▸ HOW TO COMPLETE THIS TASK: Search the records below for "title"; copy each line that has it.

▸ Records contained in a dataset:
========

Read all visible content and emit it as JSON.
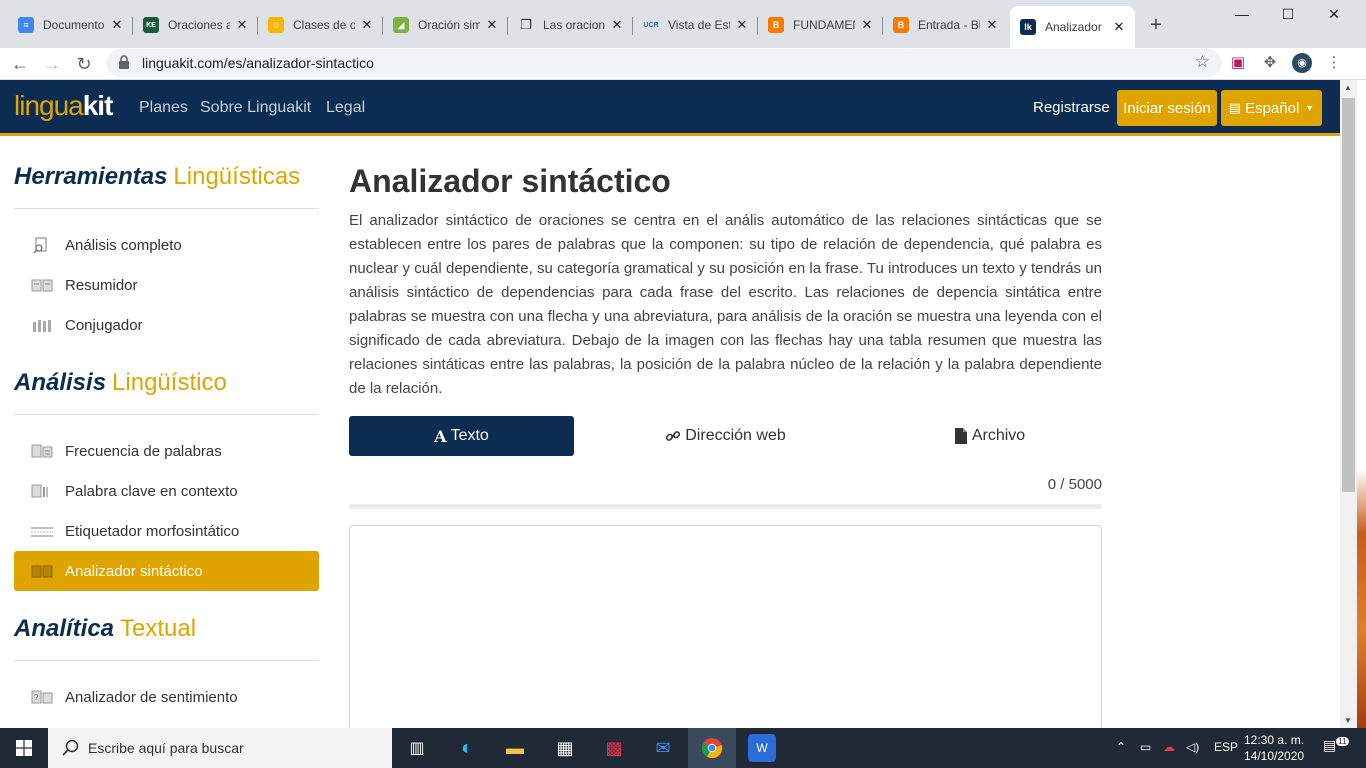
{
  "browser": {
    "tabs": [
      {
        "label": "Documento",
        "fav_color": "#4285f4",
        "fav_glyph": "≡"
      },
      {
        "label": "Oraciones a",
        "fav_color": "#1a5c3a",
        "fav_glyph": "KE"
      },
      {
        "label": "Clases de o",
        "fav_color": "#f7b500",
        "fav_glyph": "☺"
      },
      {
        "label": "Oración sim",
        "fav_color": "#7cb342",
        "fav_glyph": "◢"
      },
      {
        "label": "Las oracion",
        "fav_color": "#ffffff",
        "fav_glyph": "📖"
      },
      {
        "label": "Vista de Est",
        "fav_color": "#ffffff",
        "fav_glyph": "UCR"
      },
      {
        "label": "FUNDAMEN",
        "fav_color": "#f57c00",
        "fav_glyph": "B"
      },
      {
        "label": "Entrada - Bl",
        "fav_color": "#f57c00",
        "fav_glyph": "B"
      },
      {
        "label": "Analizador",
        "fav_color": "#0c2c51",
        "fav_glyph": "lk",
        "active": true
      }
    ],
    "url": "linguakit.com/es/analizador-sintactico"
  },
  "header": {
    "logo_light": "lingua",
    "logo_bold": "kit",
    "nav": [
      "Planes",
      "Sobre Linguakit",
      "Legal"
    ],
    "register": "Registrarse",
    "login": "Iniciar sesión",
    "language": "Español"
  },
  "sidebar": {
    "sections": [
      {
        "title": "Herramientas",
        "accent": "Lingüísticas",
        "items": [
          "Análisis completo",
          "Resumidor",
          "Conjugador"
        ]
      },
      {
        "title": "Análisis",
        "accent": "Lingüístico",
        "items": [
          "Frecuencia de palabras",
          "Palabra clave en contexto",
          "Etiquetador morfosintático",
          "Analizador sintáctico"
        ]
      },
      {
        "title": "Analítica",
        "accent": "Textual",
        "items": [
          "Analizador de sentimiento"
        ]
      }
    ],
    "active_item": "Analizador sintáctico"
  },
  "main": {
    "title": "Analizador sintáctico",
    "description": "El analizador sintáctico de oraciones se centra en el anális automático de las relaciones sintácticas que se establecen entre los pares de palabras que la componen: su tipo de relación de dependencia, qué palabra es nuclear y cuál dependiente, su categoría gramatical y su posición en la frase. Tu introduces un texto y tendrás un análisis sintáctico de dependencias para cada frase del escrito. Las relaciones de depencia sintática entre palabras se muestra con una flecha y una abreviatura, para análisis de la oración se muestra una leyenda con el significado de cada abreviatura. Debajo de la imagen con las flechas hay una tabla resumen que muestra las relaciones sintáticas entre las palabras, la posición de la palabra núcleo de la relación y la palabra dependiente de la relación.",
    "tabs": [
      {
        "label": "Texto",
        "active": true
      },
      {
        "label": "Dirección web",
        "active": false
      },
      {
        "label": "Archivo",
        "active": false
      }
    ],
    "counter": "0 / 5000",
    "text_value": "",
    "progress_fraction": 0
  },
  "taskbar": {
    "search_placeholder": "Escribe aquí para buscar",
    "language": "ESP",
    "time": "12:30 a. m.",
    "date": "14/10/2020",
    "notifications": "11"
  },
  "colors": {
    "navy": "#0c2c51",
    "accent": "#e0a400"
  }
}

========

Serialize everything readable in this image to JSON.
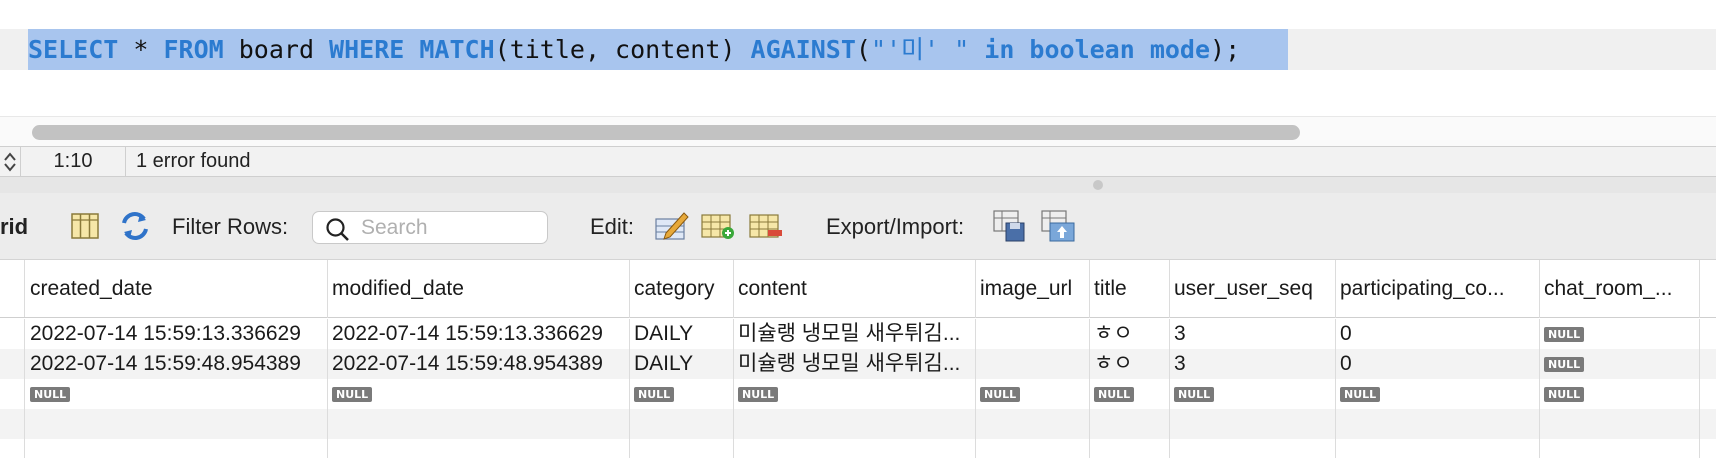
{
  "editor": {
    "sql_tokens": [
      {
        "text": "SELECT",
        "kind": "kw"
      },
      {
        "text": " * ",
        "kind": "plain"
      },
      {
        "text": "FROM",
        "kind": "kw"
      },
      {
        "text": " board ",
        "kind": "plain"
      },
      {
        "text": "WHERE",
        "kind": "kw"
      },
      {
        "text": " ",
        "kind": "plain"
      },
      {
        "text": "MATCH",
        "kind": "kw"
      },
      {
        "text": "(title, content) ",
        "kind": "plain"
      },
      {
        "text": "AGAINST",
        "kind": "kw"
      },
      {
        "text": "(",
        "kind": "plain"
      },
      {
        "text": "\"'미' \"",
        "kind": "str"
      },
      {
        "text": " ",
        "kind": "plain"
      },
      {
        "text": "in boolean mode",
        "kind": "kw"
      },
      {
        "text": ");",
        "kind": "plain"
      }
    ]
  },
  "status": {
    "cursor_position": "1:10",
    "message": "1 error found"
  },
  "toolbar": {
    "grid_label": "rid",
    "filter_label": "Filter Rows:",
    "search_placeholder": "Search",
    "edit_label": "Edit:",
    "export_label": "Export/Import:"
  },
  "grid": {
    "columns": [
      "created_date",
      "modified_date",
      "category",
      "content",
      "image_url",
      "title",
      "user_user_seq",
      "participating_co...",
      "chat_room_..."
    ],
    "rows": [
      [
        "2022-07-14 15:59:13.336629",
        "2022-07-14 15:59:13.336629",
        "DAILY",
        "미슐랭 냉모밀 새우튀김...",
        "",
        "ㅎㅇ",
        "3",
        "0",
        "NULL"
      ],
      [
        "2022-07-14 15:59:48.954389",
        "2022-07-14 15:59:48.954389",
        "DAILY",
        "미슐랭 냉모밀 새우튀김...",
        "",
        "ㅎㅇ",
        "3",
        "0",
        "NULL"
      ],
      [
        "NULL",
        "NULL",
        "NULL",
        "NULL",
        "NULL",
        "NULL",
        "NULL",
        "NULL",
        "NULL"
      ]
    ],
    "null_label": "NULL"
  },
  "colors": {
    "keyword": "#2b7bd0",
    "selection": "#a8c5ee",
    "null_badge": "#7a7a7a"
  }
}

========

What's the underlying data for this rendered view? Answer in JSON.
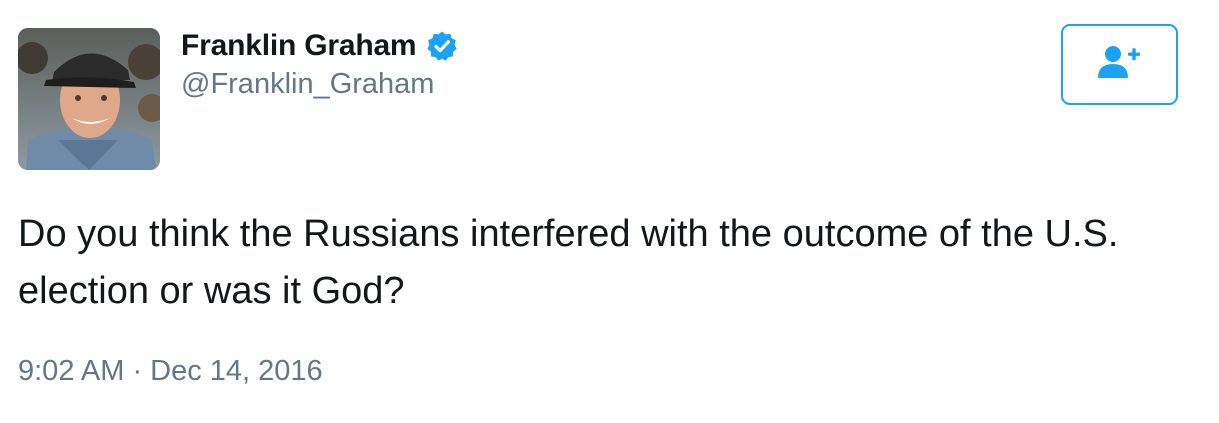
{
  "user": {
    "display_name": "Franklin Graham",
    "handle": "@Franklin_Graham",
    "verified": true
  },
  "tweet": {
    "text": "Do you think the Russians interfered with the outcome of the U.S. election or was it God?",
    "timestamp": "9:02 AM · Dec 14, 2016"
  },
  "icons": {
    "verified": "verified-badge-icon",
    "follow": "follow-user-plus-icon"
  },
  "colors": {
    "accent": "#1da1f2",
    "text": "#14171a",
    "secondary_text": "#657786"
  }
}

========

▸ ANSWER FOR THE TASK:
        "title": "Herramientas",
        "title": "Análisis",
        "title": "Analítica",
    "title": "Analizador sintáctico",
        "text": "(title, content) ",
      "title",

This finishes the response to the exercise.